About this exercise: Look through the material below, count the lines containing the word "JSON", and state only the count.
******************************
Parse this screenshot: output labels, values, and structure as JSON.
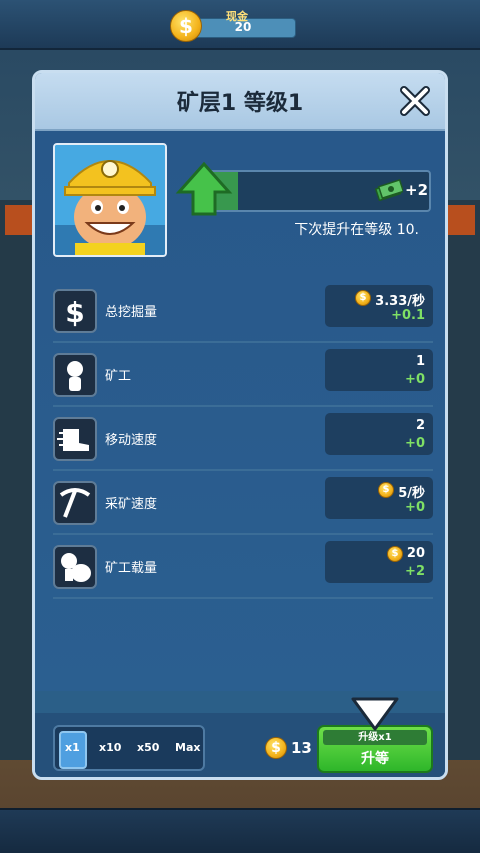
{
  "cash": {
    "label": "现金",
    "value": "20"
  },
  "dialog": {
    "title": "矿层1 等级1",
    "level_progress": 0.14,
    "level_gain": "+2",
    "next_level_text": "下次提升在等级 10."
  },
  "stats": [
    {
      "icon": "dollar-icon",
      "label": "总挖掘量",
      "value": "3.33/秒",
      "gain": "+0.1",
      "coin": true
    },
    {
      "icon": "miner-icon",
      "label": "矿工",
      "value": "1",
      "gain": "+0",
      "coin": false
    },
    {
      "icon": "boot-icon",
      "label": "移动速度",
      "value": "2",
      "gain": "+0",
      "coin": false
    },
    {
      "icon": "pickaxe-icon",
      "label": "采矿速度",
      "value": "5/秒",
      "gain": "+0",
      "coin": true
    },
    {
      "icon": "sack-icon",
      "label": "矿工载量",
      "value": "20",
      "gain": "+2",
      "coin": true
    }
  ],
  "multipliers": [
    "x1",
    "x10",
    "x50",
    "Max"
  ],
  "cost": "13",
  "upgrade": {
    "top_label": "升级x1",
    "label": "升等"
  },
  "colors": {
    "accent_green": "#2eb62a",
    "panel_blue": "#2b5f88",
    "gain_green": "#7fe065"
  }
}
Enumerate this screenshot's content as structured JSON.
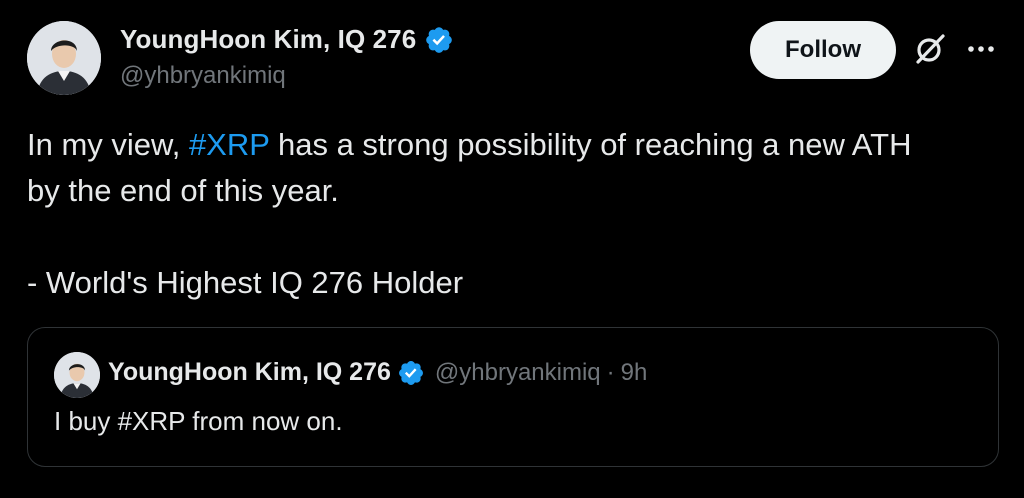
{
  "author": {
    "display_name": "YoungHoon Kim, IQ 276",
    "handle": "@yhbryankimiq",
    "avatar_icon": "profile-photo",
    "verified_icon": "verified-badge-icon"
  },
  "actions": {
    "follow_label": "Follow",
    "grok_icon": "grok-icon",
    "more_icon": "more-options-icon"
  },
  "tweet": {
    "line1_before": "In my view, ",
    "line1_hashtag": "#XRP",
    "line1_after": " has a strong possibility of reaching a new ATH",
    "line2": "by the end of this year.",
    "line3": "- World's Highest IQ 276 Holder"
  },
  "quote": {
    "display_name": "YoungHoon Kim, IQ 276",
    "handle": "@yhbryankimiq",
    "separator": "·",
    "time": "9h",
    "text": "I buy #XRP from now on."
  },
  "colors": {
    "background": "#000000",
    "text": "#e7e9ea",
    "secondary": "#71767b",
    "link": "#1d9bf0",
    "verified": "#1d9bf0",
    "follow_bg": "#eff3f4",
    "border": "#2f3336"
  }
}
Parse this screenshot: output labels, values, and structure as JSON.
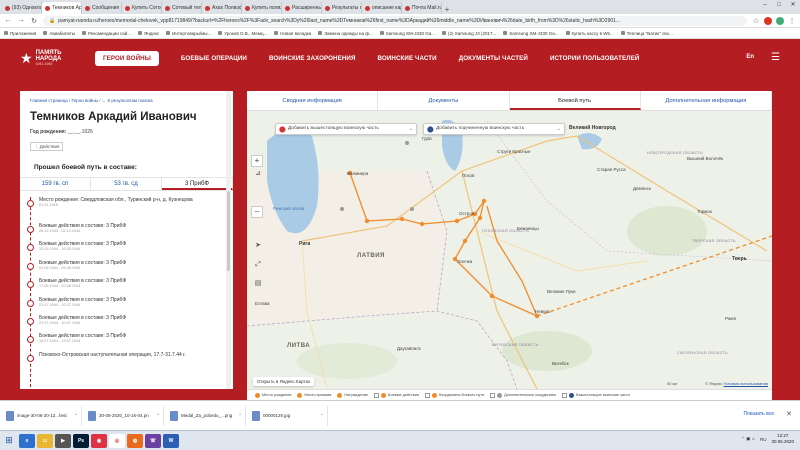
{
  "browser": {
    "tabs": [
      {
        "label": "(93) Одноклассн",
        "active": false
      },
      {
        "label": "Темников Аркади",
        "active": true
      },
      {
        "label": "Сообщения",
        "active": false
      },
      {
        "label": "Купить Сотовый",
        "active": false
      },
      {
        "label": "Сотовый телефо",
        "active": false
      },
      {
        "label": "Ахах Полиэфир",
        "active": false
      },
      {
        "label": "Купить полиэфир",
        "active": false
      },
      {
        "label": "Расширенный п",
        "active": false
      },
      {
        "label": "Результаты поис",
        "active": false
      },
      {
        "label": "описание карты",
        "active": false
      },
      {
        "label": "Почта Mail.ru",
        "active": false
      }
    ],
    "new_tab": "+",
    "win_min": "–",
    "win_max": "□",
    "win_close": "✕",
    "url": "pamyat-naroda.ru/heroes/memorial-chelovek_vpp81719849/?backurl=%2Fheroes%2F%3Fadv_search%3Dy%26last_name%3DТемников%26first_name%3DАркадий%26middle_name%3DИванович%26date_birth_from%3D%26static_hash%3D2901...",
    "bookmarks": [
      "Приложения",
      "Авиабилеты",
      "Рекомендации сай...",
      "Яндекс",
      "Интертовары/мы...",
      "Уроков О.В., Мемц...",
      "Новая вкладка",
      "Замена одежды на ф...",
      "Samsung SM-J330 Ga...",
      "(2) Samsung J3 (2017...",
      "Samsung SM-J330 Ga...",
      "Купить кассу в Wb...",
      "Теплица \"Батик\" сво..."
    ]
  },
  "site": {
    "logo_line1": "ПАМЯТЬ",
    "logo_line2": "НАРОДА",
    "logo_years": "1941-1945",
    "nav": [
      "ГЕРОИ ВОЙНЫ",
      "БОЕВЫЕ ОПЕРАЦИИ",
      "ВОИНСКИЕ ЗАХОРОНЕНИЯ",
      "ВОИНСКИЕ ЧАСТИ",
      "ДОКУМЕНТЫ ЧАСТЕЙ",
      "ИСТОРИИ ПОЛЬЗОВАТЕЛЕЙ"
    ],
    "lang": "En"
  },
  "hero": {
    "crumb_home": "Главная страница",
    "crumb_sep": " / ",
    "crumb_heroes": "Герои войны",
    "crumb_back": "← К результатам поиска",
    "name": "Темников Аркадий Иванович",
    "birth_label": "Год рождения:",
    "birth_value": "__.__.1926",
    "actions": "Действия",
    "route_title": "Прошел боевой путь в составе:",
    "units": [
      "159 гв. сп",
      "53 гв. сд",
      "3 ПрибФ"
    ],
    "timeline": [
      {
        "title": "Место рождения: Свердловская обл., Туринский р-н, д. Кузнецова",
        "date": "01.01.1926"
      },
      {
        "title": "Боевые действия в составе: 3 ПрибФ",
        "date": "26.12.1943 - 02.12.1944"
      },
      {
        "title": "Боевые действия в составе: 3 ПрибФ",
        "date": "12.05.1944 - 16.05.1944"
      },
      {
        "title": "Боевые действия в составе: 3 ПрибФ",
        "date": "01.06.1944 - 04.06.1944"
      },
      {
        "title": "Боевые действия в составе: 3 ПрибФ",
        "date": "17.06.1944 - 20.06.1944"
      },
      {
        "title": "Боевые действия в составе: 3 ПрибФ",
        "date": "01.07.1944 - 02.07.1944"
      },
      {
        "title": "Боевые действия в составе: 3 ПрибФ",
        "date": "07.07.1944 - 10.07.1944"
      },
      {
        "title": "Боевые действия в составе: 3 ПрибФ",
        "date": "15.07.1944 - 19.07.1944"
      },
      {
        "title": "Псковско-Островская наступательная операция, 17.7-31.7.44 г.",
        "date": ""
      }
    ]
  },
  "main_tabs": [
    "Сводная информация",
    "Документы",
    "Боевой путь",
    "Дополнительная информация"
  ],
  "map": {
    "select_parent": "Добавить вышестоящую воинскую часть",
    "select_child": "Добавить подчиненную воинскую часть",
    "zoom_in": "+",
    "zoom_out": "–",
    "open_yandex": "Открыть в Яндекс.Картах",
    "terms": "© Яндекс",
    "terms_link": "Условия использования",
    "scale_label": "50 км",
    "cities": [
      {
        "name": "Рига",
        "big": true
      },
      {
        "name": "Валмиера",
        "big": false
      },
      {
        "name": "Псков",
        "big": false
      },
      {
        "name": "Великий Новгород",
        "big": true
      },
      {
        "name": "Старая Русса",
        "big": false
      },
      {
        "name": "Остров",
        "big": false
      },
      {
        "name": "Опочка",
        "big": false
      },
      {
        "name": "Невель",
        "big": false
      },
      {
        "name": "Великие Луки",
        "big": false
      },
      {
        "name": "Тверь",
        "big": true
      },
      {
        "name": "Торжок",
        "big": false
      },
      {
        "name": "Демянск",
        "big": false
      },
      {
        "name": "Витебск",
        "big": false
      },
      {
        "name": "Даугавпилс",
        "big": false
      },
      {
        "name": "Ржев",
        "big": false
      },
      {
        "name": "Вышний Волочёк",
        "big": false
      },
      {
        "name": "Елгава",
        "big": false
      },
      {
        "name": "Бежаницы",
        "big": false
      },
      {
        "name": "Струги Красные",
        "big": false
      },
      {
        "name": "Гдов",
        "big": false
      }
    ],
    "regions": [
      "НОВГОРОДСКАЯ ОБЛАСТЬ",
      "ПСКОВСКАЯ ОБЛАСТЬ",
      "ТВЕРСКАЯ ОБЛАСТЬ",
      "ВИТЕБСКАЯ ОБЛАСТЬ",
      "СМОЛЕНСКАЯ ОБЛАСТЬ"
    ],
    "countries": [
      "ЛАТВИЯ",
      "ЛИТВА"
    ],
    "sea_label": "Рижский залив"
  },
  "legend": [
    "Место рождения",
    "Место призыва",
    "Награждение",
    "Боевые действия",
    "Координаты боевого пути",
    "Дополнительные координаты",
    "Вышестоящие воинские части"
  ],
  "downloads": [
    {
      "name": "image-30-06-20-12...heic",
      "type": "img"
    },
    {
      "name": "30-06-2020_10-16-04.pn",
      "type": "img"
    },
    {
      "name": "Medal_Za_pobedu_...png",
      "type": "img"
    },
    {
      "name": "00000129.jpg",
      "type": "img"
    }
  ],
  "downloads_show_all": "Показать все",
  "taskbar": {
    "lang": "RU",
    "time": "12:27",
    "date": "30.06.2020"
  },
  "colors": {
    "brand_red": "#b41e23",
    "route_orange": "#f08c2a"
  }
}
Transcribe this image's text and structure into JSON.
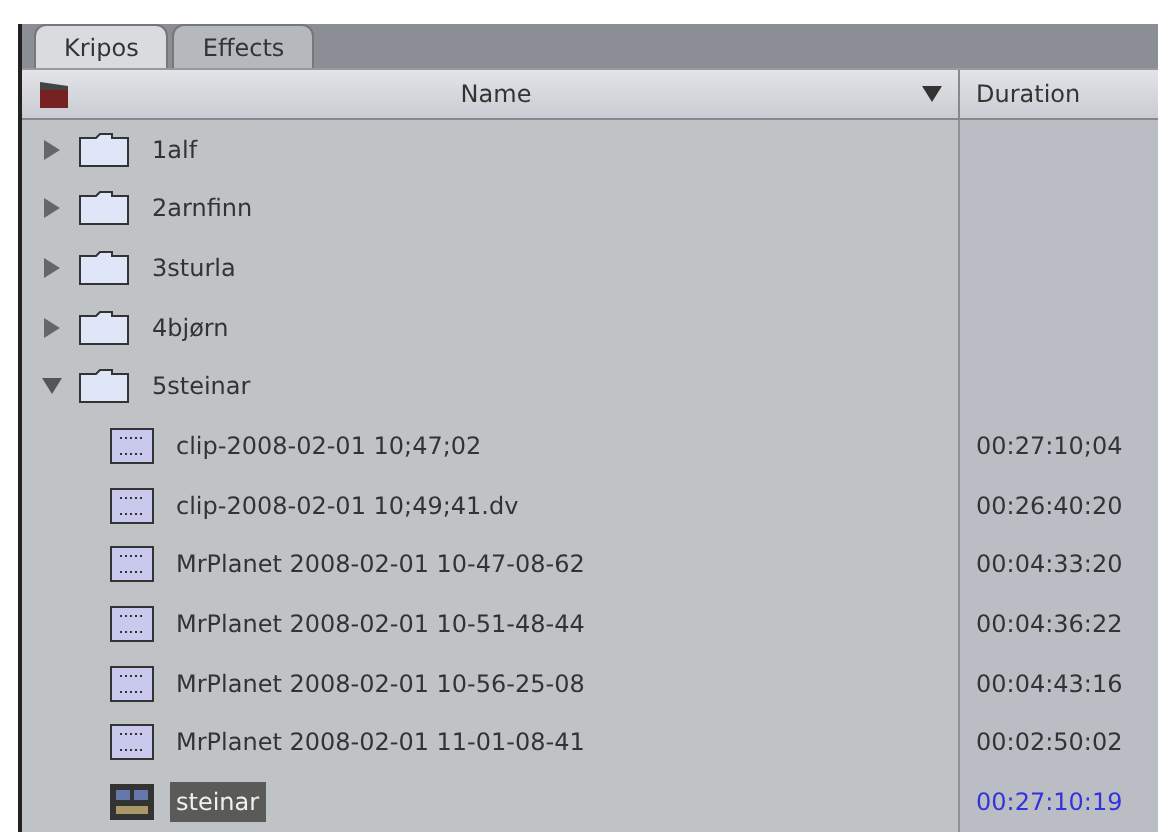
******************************
Task result: 4